**What is being asked:**
In the entries below, find the lines that include "nUncompressed" and give their number as the whole reply.

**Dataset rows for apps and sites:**
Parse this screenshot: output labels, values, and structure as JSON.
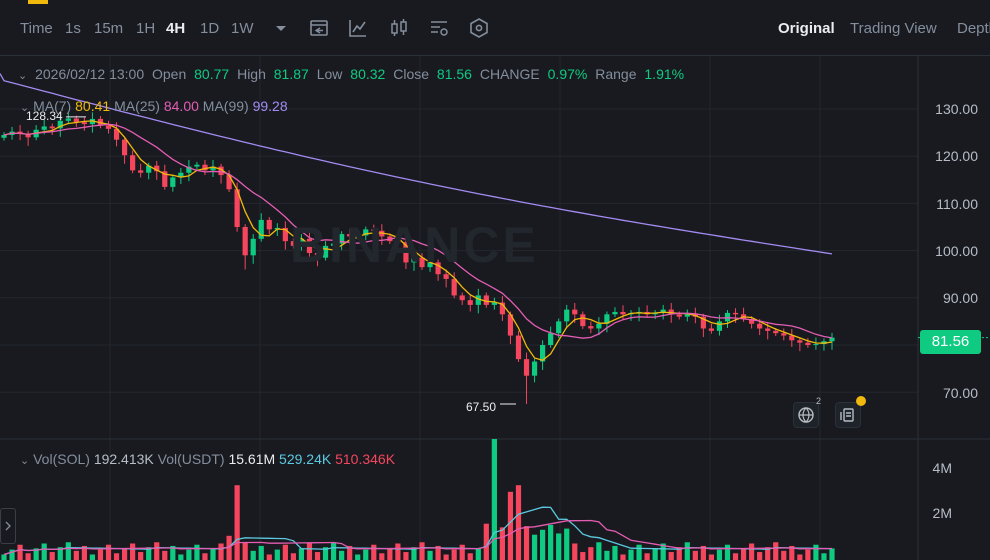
{
  "timeframes": [
    "Time",
    "1s",
    "15m",
    "1H",
    "4H",
    "1D",
    "1W"
  ],
  "active_timeframe": "4H",
  "view_tabs": [
    "Original",
    "Trading View",
    "Depth"
  ],
  "active_view": "Original",
  "ohlc": {
    "date": "2026/02/12 13:00",
    "open_label": "Open",
    "open": "80.77",
    "high_label": "High",
    "high": "81.87",
    "low_label": "Low",
    "low": "80.32",
    "close_label": "Close",
    "close": "81.56",
    "change_label": "CHANGE",
    "change": "0.97%",
    "range_label": "Range",
    "range": "1.91%"
  },
  "ma": {
    "ma7_label": "MA(7)",
    "ma7": "80.41",
    "ma25_label": "MA(25)",
    "ma25": "84.00",
    "ma99_label": "MA(99)",
    "ma99": "99.28"
  },
  "price_axis": [
    "130.00",
    "120.00",
    "110.00",
    "100.00",
    "90.00",
    "70.00"
  ],
  "current_price": "81.56",
  "annotations": {
    "high_mark": "128.34",
    "low_mark": "67.50"
  },
  "watermark": "BINANCE",
  "volume": {
    "sol_label": "Vol(SOL)",
    "sol": "192.413K",
    "usdt_label": "Vol(USDT)",
    "usdt": "15.61M",
    "ma_a": "529.24K",
    "ma_b": "510.346K",
    "axis": [
      "4M",
      "2M"
    ]
  },
  "badges": {
    "globe_count": "2"
  },
  "colors": {
    "up": "#0ecb81",
    "down": "#f6465d",
    "ma7": "#f0b90b",
    "ma25": "#e45db2",
    "ma99": "#a48bf2",
    "accent": "#f0b90b"
  },
  "chart_data": {
    "type": "candlestick",
    "interval": "4H",
    "ylim": [
      62,
      136
    ],
    "closes": [
      124.5,
      125.2,
      124.8,
      124.0,
      125.6,
      126.3,
      125.9,
      127.5,
      128.0,
      127.2,
      126.8,
      127.9,
      126.5,
      125.8,
      123.5,
      120.2,
      117.0,
      116.5,
      118.0,
      116.8,
      113.5,
      115.5,
      116.5,
      117.8,
      118.2,
      117.0,
      117.8,
      116.0,
      113.0,
      105.0,
      99.0,
      102.5,
      106.5,
      104.5,
      104.8,
      102.0,
      101.0,
      102.5,
      99.5,
      98.5,
      101.0,
      101.5,
      103.5,
      103.0,
      103.2,
      104.5,
      104.2,
      103.0,
      102.0,
      101.8,
      97.5,
      98.5,
      96.5,
      97.5,
      95.0,
      94.0,
      90.5,
      89.5,
      88.5,
      90.5,
      88.5,
      89.0,
      86.5,
      82.0,
      77.0,
      73.5,
      76.5,
      80.0,
      82.5,
      85.0,
      87.5,
      86.5,
      84.0,
      83.5,
      84.5,
      86.5,
      87.0,
      86.5,
      86.8,
      87.0,
      86.5,
      86.8,
      87.5,
      86.5,
      86.0,
      86.5,
      86.0,
      83.5,
      83.0,
      85.0,
      86.8,
      86.5,
      85.5,
      84.5,
      83.5,
      83.0,
      82.5,
      82.0,
      81.0,
      80.5,
      80.0,
      80.2,
      80.8,
      81.56
    ],
    "ma7": "orange line",
    "ma25": "pink line",
    "ma99": "purple line"
  }
}
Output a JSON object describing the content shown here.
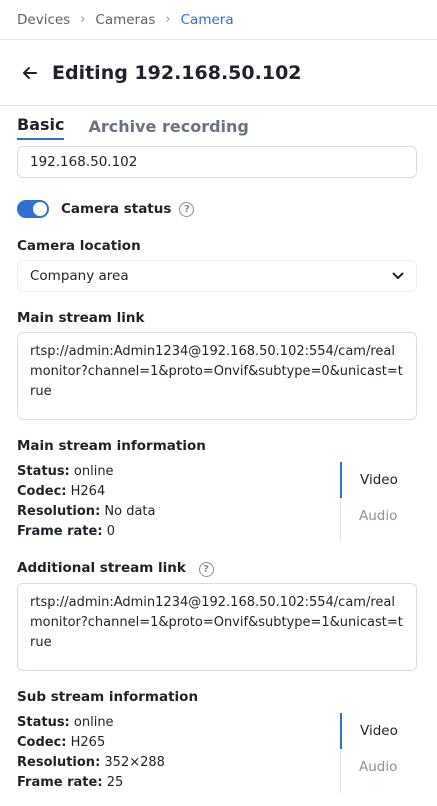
{
  "breadcrumb": {
    "items": [
      "Devices",
      "Cameras",
      "Camera"
    ]
  },
  "header": {
    "title": "Editing 192.168.50.102"
  },
  "tabs": [
    {
      "label": "Basic"
    },
    {
      "label": "Archive recording"
    }
  ],
  "name_field": {
    "value": "192.168.50.102"
  },
  "camera_status": {
    "label": "Camera status",
    "enabled": true
  },
  "location": {
    "label": "Camera location",
    "value": "Company area"
  },
  "main_stream": {
    "link_label": "Main stream link",
    "link": "rtsp://admin:Admin1234@192.168.50.102:554/cam/realmonitor?channel=1&proto=Onvif&subtype=0&unicast=true",
    "info_label": "Main stream information",
    "status_key": "Status:",
    "status": "online",
    "codec_key": "Codec:",
    "codec": "H264",
    "resolution_key": "Resolution:",
    "resolution": "No data",
    "framerate_key": "Frame rate:",
    "framerate": "0",
    "video_label": "Video",
    "audio_label": "Audio"
  },
  "sub_stream": {
    "link_label": "Additional stream link",
    "link": "rtsp://admin:Admin1234@192.168.50.102:554/cam/realmonitor?channel=1&proto=Onvif&subtype=1&unicast=true",
    "info_label": "Sub stream information",
    "status_key": "Status:",
    "status": "online",
    "codec_key": "Codec:",
    "codec": "H265",
    "resolution_key": "Resolution:",
    "resolution": "352×288",
    "framerate_key": "Frame rate:",
    "framerate": "25",
    "video_label": "Video",
    "audio_label": "Audio"
  },
  "icons": {
    "back": "arrow-left-icon",
    "help": "question-circle-icon",
    "dropdown": "chevron-down-icon",
    "separator": "chevron-right-icon"
  },
  "colors": {
    "accent": "#2f6fd6"
  }
}
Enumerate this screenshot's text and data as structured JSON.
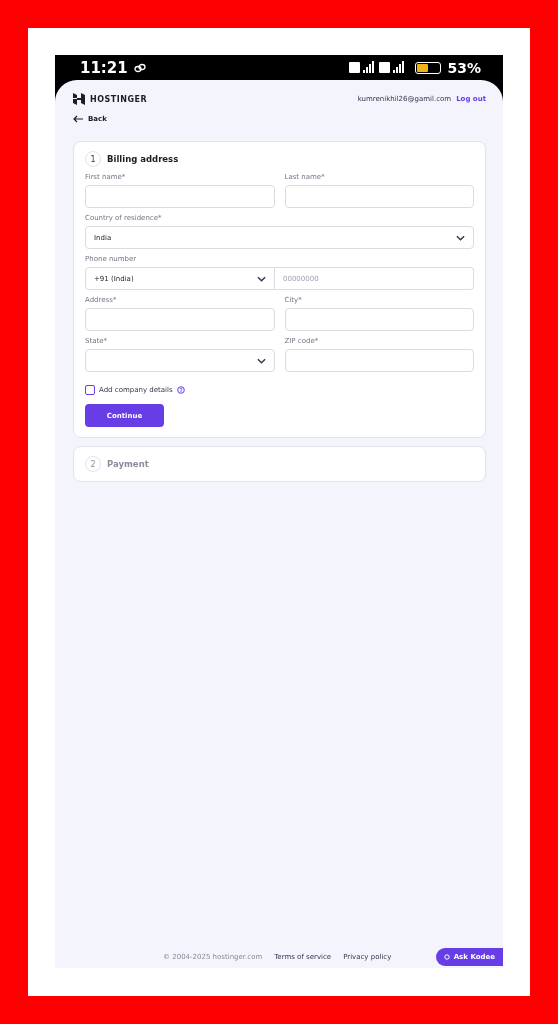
{
  "status_bar": {
    "time": "11:21",
    "battery": "53%"
  },
  "header": {
    "brand": "HOSTINGER",
    "email": "kumrenikhil26@gamil.com",
    "logout": "Log out"
  },
  "back": "Back",
  "steps": [
    {
      "number": "1",
      "title": "Billing address",
      "active": true,
      "rows": [
        [
          {
            "kind": "text",
            "label": "First name*"
          },
          {
            "kind": "text",
            "label": "Last name*"
          }
        ],
        [
          {
            "kind": "select",
            "label": "Country of residence*",
            "value": "India"
          }
        ],
        [
          {
            "kind": "phone",
            "label": "Phone number",
            "code": "+91 (India)",
            "placeholder": "00000000"
          }
        ],
        [
          {
            "kind": "text",
            "label": "Address*"
          },
          {
            "kind": "text",
            "label": "City*"
          }
        ],
        [
          {
            "kind": "select",
            "label": "State*"
          },
          {
            "kind": "text",
            "label": "ZIP code*"
          }
        ]
      ],
      "checkbox": {
        "label": "Add company details",
        "checked": false
      },
      "button": "Continue"
    },
    {
      "number": "2",
      "title": "Payment",
      "active": false
    }
  ],
  "footer": {
    "copyright": "© 2004-2025 hostinger.com",
    "links": [
      "Terms of service",
      "Privacy policy"
    ]
  },
  "chat_button": "Ask Kodee"
}
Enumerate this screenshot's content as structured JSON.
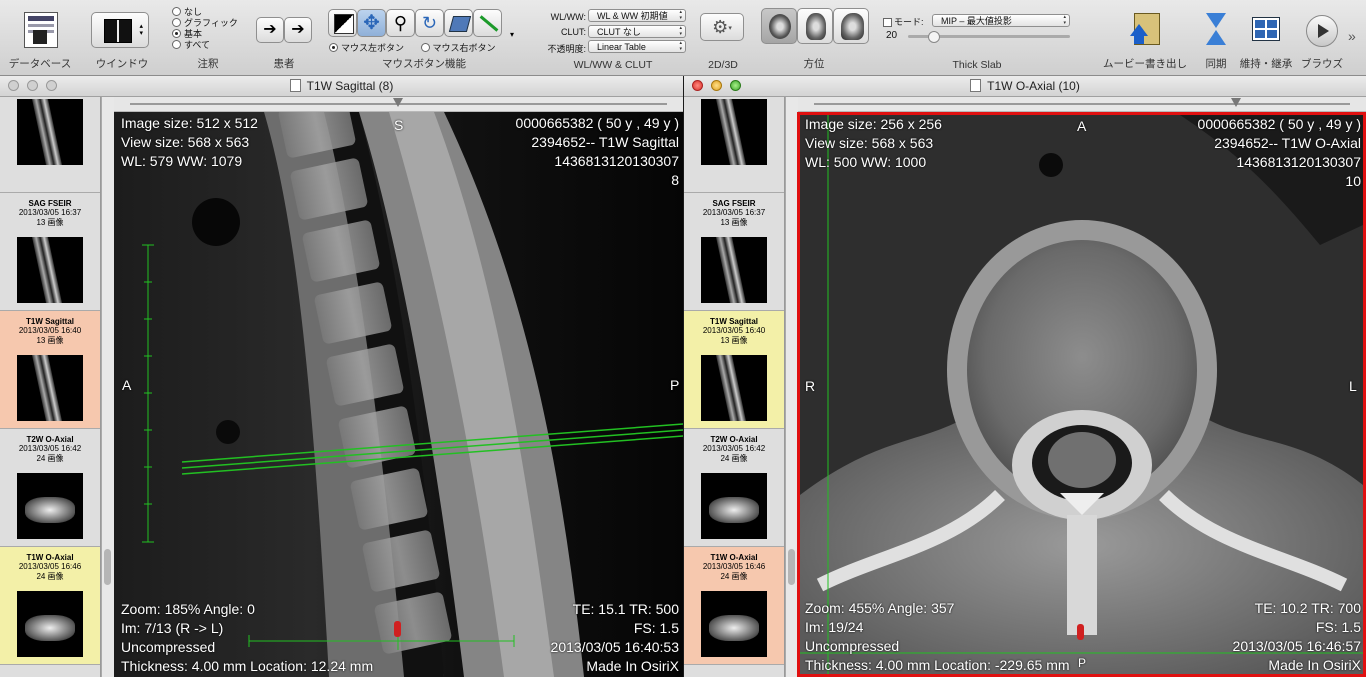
{
  "toolbar": {
    "database_label": "データベース",
    "window_label": "ウインドウ",
    "annotation": {
      "options": [
        "なし",
        "グラフィック",
        "基本",
        "すべて"
      ],
      "selected": 2,
      "label": "注釈"
    },
    "patient_label": "患者",
    "mouse": {
      "left_label": "マウス左ボタン",
      "right_label": "マウス右ボタン",
      "label": "マウスボタン機能"
    },
    "wlww": {
      "wl_label": "WL/WW:",
      "wl_value": "WL & WW 初期値",
      "clut_label": "CLUT:",
      "clut_value": "CLUT なし",
      "opacity_label": "不透明度:",
      "opacity_value": "Linear Table",
      "label": "WL/WW & CLUT"
    },
    "label_2d3d": "2D/3D",
    "orientation_label": "方位",
    "thickslab": {
      "mode_label": "モード:",
      "mode_value": "MIP – 最大値投影",
      "value": "20",
      "label": "Thick Slab"
    },
    "movie_label": "ムービー書き出し",
    "sync_label": "同期",
    "tile_label": "維持‧継承",
    "browse_label": "ブラウズ"
  },
  "series": [
    {
      "name": "",
      "date": "",
      "count": ""
    },
    {
      "name": "SAG FSEIR",
      "date": "2013/03/05 16:37",
      "count": "13 画像"
    },
    {
      "name": "T1W Sagittal",
      "date": "2013/03/05 16:40",
      "count": "13 画像"
    },
    {
      "name": "T2W O-Axial",
      "date": "2013/03/05 16:42",
      "count": "24 画像"
    },
    {
      "name": "T1W O-Axial",
      "date": "2013/03/05 16:46",
      "count": "24 画像"
    }
  ],
  "left_window": {
    "title": "T1W Sagittal (8)",
    "overlay": {
      "tl": "Image size: 512 x 512\nView size: 568 x 563\nWL: 579 WW: 1079",
      "tr": "0000665382 ( 50 y , 49 y )\n2394652-- T1W Sagittal\n1436813120130307\n8",
      "bl": "Zoom: 185% Angle: 0\nIm: 7/13 (R -> L)\nUncompressed\nThickness: 4.00 mm Location: 12.24 mm",
      "br": "TE: 15.1 TR: 500\nFS: 1.5\n2013/03/05 16:40:53\nMade In OsiriX",
      "top": "S",
      "left": "A",
      "right": "P"
    }
  },
  "right_window": {
    "title": "T1W O-Axial (10)",
    "overlay": {
      "tl": "Image size: 256 x 256\nView size: 568 x 563\nWL: 500 WW: 1000",
      "tr": "0000665382 ( 50 y , 49 y )\n2394652-- T1W O-Axial\n1436813120130307\n10",
      "bl": "Zoom: 455% Angle: 357\nIm: 19/24\nUncompressed\nThickness: 4.00 mm Location: -229.65 mm",
      "br": "TE: 10.2 TR: 700\nFS: 1.5\n2013/03/05 16:46:57\nMade In OsiriX",
      "top": "A",
      "left": "R",
      "right": "L",
      "bottom": "P"
    }
  },
  "colors": {
    "active_border": "#e01010",
    "ref_lines": "#22c022",
    "selected_series": "#f6c8ae",
    "highlight_series": "#f3f0a8"
  }
}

**Response:**
2